B 80 cm H 72,5 cm L 160 cm

Press is the result of an undertaking to construct a folding table made entirely out of wood. The challenge was to make a table that was lighter yet just as stable to use, just as simple to fold up and just as long-lasting as similar constructions. After years of experimentation the designers succeeded in developing an innovative, adjustable locking mechanism which ensures that the table is not only exceptionally stable but also simple to fold up. In addition, the legs lock in place without the need for a cross-piece or stretcher, thus providing knee room for comfortable seating at the short ends of the table. A concealed grip milled into the underside of the tabletop makes moving the table simpler. The tabletop is veneered with oak, birch, ash or finished in one of our standard stains on ash, black desktop and white or grey laminate. The table is supplied with a wooden edge strip or for a more durable tabletop, choose a plastic edge strip in white, grey or black. The solid wood legs are in oak, birch, ash or finished in one of our standard stains on ash and have felt floor protectors as standard. Optional extras are available in the form of castors, link fittings for connecting several tables, and a panel of sound-absorbent material that can be fitted to the underside of the tabletop. Also available is a storage trolley with locking wheels and a metal handle that can be placed either on the side or the short end. For tables with a length 1600mm or longer we recommend that they are transported horizontally, which means that the handle is to be mounted on the trolley’s long side. Press can be used either as a folding table that can be simply erected to provide a sturdy working surface, or as a more permanent wooden table that is easy to fold up and store out of the way when necessary.
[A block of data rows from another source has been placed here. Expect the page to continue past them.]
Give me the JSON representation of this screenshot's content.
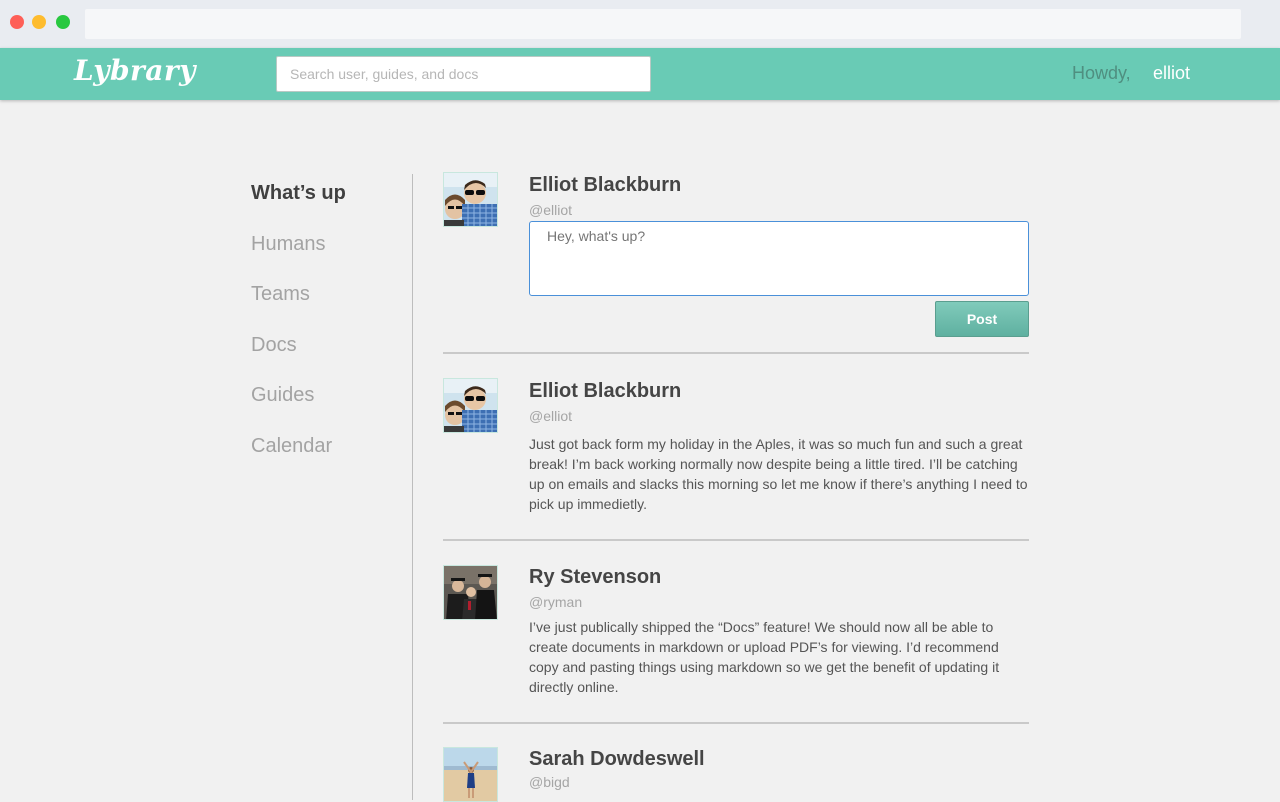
{
  "header": {
    "logo": "Lybrary",
    "search_placeholder": "Search user, guides, and docs",
    "greeting": "Howdy,",
    "username": "elliot"
  },
  "sidebar": {
    "items": [
      {
        "label": "What’s up",
        "active": true
      },
      {
        "label": "Humans"
      },
      {
        "label": "Teams"
      },
      {
        "label": "Docs"
      },
      {
        "label": "Guides"
      },
      {
        "label": "Calendar"
      }
    ]
  },
  "composer": {
    "name": "Elliot Blackburn",
    "handle": "@elliot",
    "placeholder": "Hey, what's up?",
    "post_label": "Post"
  },
  "feed": [
    {
      "name": "Elliot Blackburn",
      "handle": "@elliot",
      "body": "Just got back form my holiday in the Aples, it was so much fun and such a great break! I’m back working normally now despite being a little tired. I’ll be catching up on emails and slacks this morning so let me know if there’s anything I need to pick up immedietly."
    },
    {
      "name": "Ry Stevenson",
      "handle": "@ryman",
      "body": "I’ve just publically shipped the “Docs” feature! We should now all be able to create documents in markdown or upload PDF’s for viewing. I’d recommend copy and pasting things using markdown so we get the benefit of updating it directly online."
    },
    {
      "name": "Sarah Dowdeswell",
      "handle": "@bigd",
      "body": ""
    }
  ],
  "colors": {
    "accent": "#69cbb5",
    "text_dark": "#454545",
    "text_muted": "#a5a5a5"
  }
}
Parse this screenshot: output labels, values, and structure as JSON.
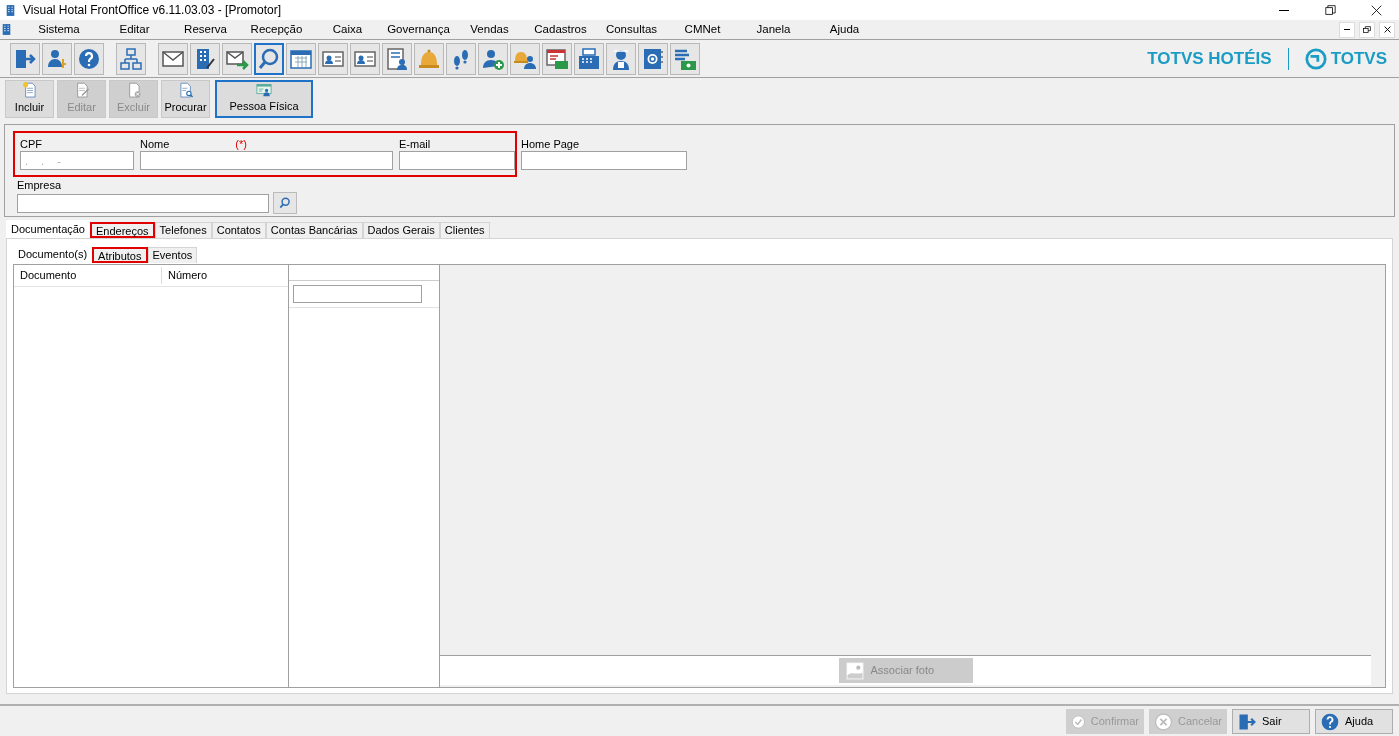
{
  "window": {
    "title": "Visual Hotal FrontOffice v6.11.03.03 - [Promotor]"
  },
  "menu": [
    "Sistema",
    "Editar",
    "Reserva",
    "Recepção",
    "Caixa",
    "Governança",
    "Vendas",
    "Cadastros",
    "Consultas",
    "CMNet",
    "Janela",
    "Ajuda"
  ],
  "toolbar": [
    {
      "kind": "exit",
      "selected": false
    },
    {
      "kind": "user-key",
      "selected": false
    },
    {
      "kind": "help",
      "selected": false
    },
    {
      "kind": "org",
      "selected": false
    },
    {
      "kind": "mail",
      "selected": false
    },
    {
      "kind": "building",
      "selected": false
    },
    {
      "kind": "mail-send",
      "selected": false
    },
    {
      "kind": "search",
      "selected": true
    },
    {
      "kind": "calendar",
      "selected": false
    },
    {
      "kind": "card",
      "selected": false
    },
    {
      "kind": "card",
      "selected": false
    },
    {
      "kind": "list-user",
      "selected": false
    },
    {
      "kind": "bell",
      "selected": false
    },
    {
      "kind": "steps",
      "selected": false
    },
    {
      "kind": "user-add",
      "selected": false
    },
    {
      "kind": "bell-user",
      "selected": false
    },
    {
      "kind": "window-money",
      "selected": false
    },
    {
      "kind": "register",
      "selected": false
    },
    {
      "kind": "maid",
      "selected": false
    },
    {
      "kind": "address-book",
      "selected": false
    },
    {
      "kind": "list-money",
      "selected": false
    }
  ],
  "brand": {
    "product": "TOTVS HOTÉIS",
    "company": "TOTVS"
  },
  "actions": [
    {
      "label": "Incluir",
      "kind": "add",
      "disabled": false,
      "selected": false
    },
    {
      "label": "Editar",
      "kind": "edit",
      "disabled": true,
      "selected": false
    },
    {
      "label": "Excluir",
      "kind": "delete",
      "disabled": true,
      "selected": false
    },
    {
      "label": "Procurar",
      "kind": "find",
      "disabled": false,
      "selected": false
    },
    {
      "label": "Pessoa Física",
      "kind": "person",
      "disabled": false,
      "selected": true
    }
  ],
  "form": {
    "fields": [
      {
        "label": "CPF",
        "value": ". . -",
        "highlighted": true
      },
      {
        "label": "Nome",
        "required_mark": "(*)",
        "highlighted": true
      },
      {
        "label": "E-mail",
        "highlighted": true
      },
      {
        "label": "Home Page",
        "highlighted": false
      }
    ],
    "company": {
      "label": "Empresa"
    }
  },
  "tabs": [
    {
      "label": "Documentação",
      "selected": true,
      "highlighted": false
    },
    {
      "label": "Endereços",
      "selected": false,
      "highlighted": true
    },
    {
      "label": "Telefones",
      "selected": false,
      "highlighted": false
    },
    {
      "label": "Contatos",
      "selected": false,
      "highlighted": false
    },
    {
      "label": "Contas Bancárias",
      "selected": false,
      "highlighted": false
    },
    {
      "label": "Dados Gerais",
      "selected": false,
      "highlighted": false
    },
    {
      "label": "Clientes",
      "selected": false,
      "highlighted": false
    }
  ],
  "subtabs": [
    {
      "label": "Documento(s)",
      "selected": true,
      "highlighted": false
    },
    {
      "label": "Atributos",
      "selected": false,
      "highlighted": true
    },
    {
      "label": "Eventos",
      "selected": false,
      "highlighted": false
    }
  ],
  "documents": {
    "columns": [
      "Documento",
      "Número"
    ]
  },
  "photo": {
    "button": {
      "label": "Associar foto",
      "disabled": true
    }
  },
  "footer": [
    {
      "label": "Confirmar",
      "kind": "confirm",
      "disabled": true
    },
    {
      "label": "Cancelar",
      "kind": "cancel",
      "disabled": true
    },
    {
      "label": "Sair",
      "kind": "exit",
      "disabled": false
    },
    {
      "label": "Ajuda",
      "kind": "help",
      "disabled": false
    }
  ]
}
Press is an ideal solution in lecture halls, meeting rooms, lunch rooms, all types of conference facilities, schools, hotels, churches, etc..

History The furniture company of Karl Andersson & Söner dates back to 1898.